Directions for this task: Return the following data exactly, with all pictures left out.

Source material:
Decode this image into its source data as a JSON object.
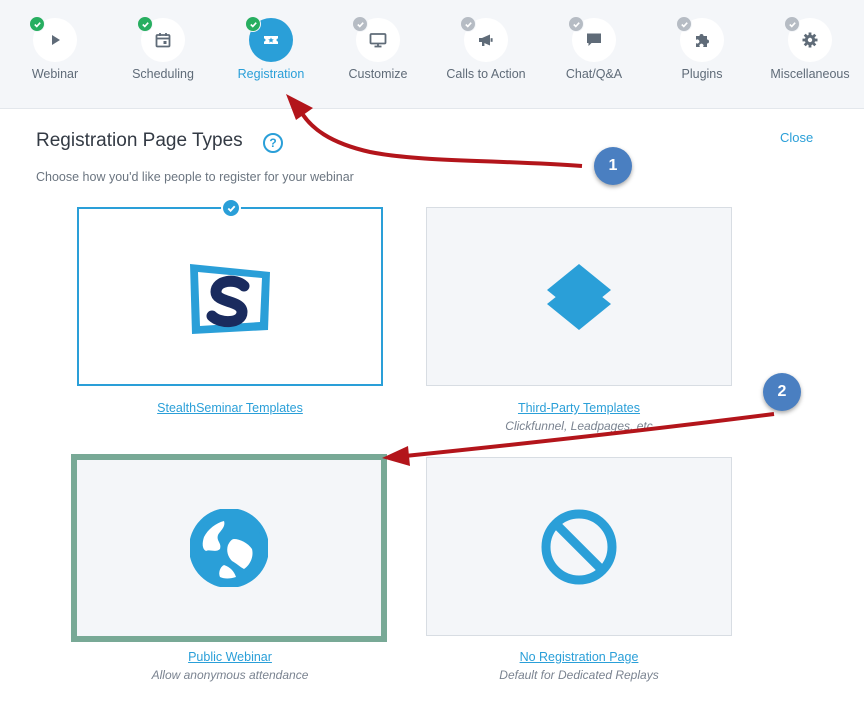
{
  "steps": [
    {
      "label": "Webinar",
      "icon": "play-icon",
      "status": "done"
    },
    {
      "label": "Scheduling",
      "icon": "calendar-icon",
      "status": "done"
    },
    {
      "label": "Registration",
      "icon": "ticket-icon",
      "status": "active"
    },
    {
      "label": "Customize",
      "icon": "monitor-icon",
      "status": "pending"
    },
    {
      "label": "Calls to Action",
      "icon": "megaphone-icon",
      "status": "pending"
    },
    {
      "label": "Chat/Q&A",
      "icon": "chat-bubble-icon",
      "status": "pending"
    },
    {
      "label": "Plugins",
      "icon": "puzzle-icon",
      "status": "pending"
    },
    {
      "label": "Miscellaneous",
      "icon": "gear-icon",
      "status": "pending"
    }
  ],
  "page": {
    "title": "Registration Page Types",
    "help_glyph": "?",
    "close_label": "Close",
    "subtitle": "Choose how you'd like people to register for your webinar"
  },
  "options": [
    {
      "label": "StealthSeminar Templates",
      "sub": "",
      "icon": "stealthseminar-logo-icon",
      "selected": true
    },
    {
      "label": "Third-Party Templates",
      "sub": "Clickfunnel, Leadpages, etc",
      "icon": "layers-icon",
      "selected": false
    },
    {
      "label": "Public Webinar",
      "sub": "Allow anonymous attendance",
      "icon": "globe-icon",
      "selected": false
    },
    {
      "label": "No Registration Page",
      "sub": "Default for Dedicated Replays",
      "icon": "prohibited-icon",
      "selected": false
    }
  ],
  "callouts": [
    "1",
    "2"
  ],
  "colors": {
    "accent": "#2a9fd8",
    "done": "#27ae60",
    "pending": "#b6bcc4",
    "annotation_arrow": "#b3151b",
    "annotation_highlight": "#78a996",
    "callout": "#4a7fc1"
  }
}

Completed task:
Decode this image into its source data as a JSON object.
{
  "steps": [
    {
      "label": "Webinar",
      "icon": "play-icon",
      "status": "done"
    },
    {
      "label": "Scheduling",
      "icon": "calendar-icon",
      "status": "done"
    },
    {
      "label": "Registration",
      "icon": "ticket-icon",
      "status": "active"
    },
    {
      "label": "Customize",
      "icon": "monitor-icon",
      "status": "pending"
    },
    {
      "label": "Calls to Action",
      "icon": "megaphone-icon",
      "status": "pending"
    },
    {
      "label": "Chat/Q&A",
      "icon": "chat-bubble-icon",
      "status": "pending"
    },
    {
      "label": "Plugins",
      "icon": "puzzle-icon",
      "status": "pending"
    },
    {
      "label": "Miscellaneous",
      "icon": "gear-icon",
      "status": "pending"
    }
  ],
  "page": {
    "title": "Registration Page Types",
    "help_glyph": "?",
    "close_label": "Close",
    "subtitle": "Choose how you'd like people to register for your webinar"
  },
  "options": [
    {
      "label": "StealthSeminar Templates",
      "sub": "",
      "icon": "stealthseminar-logo-icon",
      "selected": true
    },
    {
      "label": "Third-Party Templates",
      "sub": "Clickfunnel, Leadpages, etc",
      "icon": "layers-icon",
      "selected": false
    },
    {
      "label": "Public Webinar",
      "sub": "Allow anonymous attendance",
      "icon": "globe-icon",
      "selected": false
    },
    {
      "label": "No Registration Page",
      "sub": "Default for Dedicated Replays",
      "icon": "prohibited-icon",
      "selected": false
    }
  ],
  "callouts": [
    "1",
    "2"
  ],
  "colors": {
    "accent": "#2a9fd8",
    "done": "#27ae60",
    "pending": "#b6bcc4",
    "annotation_arrow": "#b3151b",
    "annotation_highlight": "#78a996",
    "callout": "#4a7fc1"
  }
}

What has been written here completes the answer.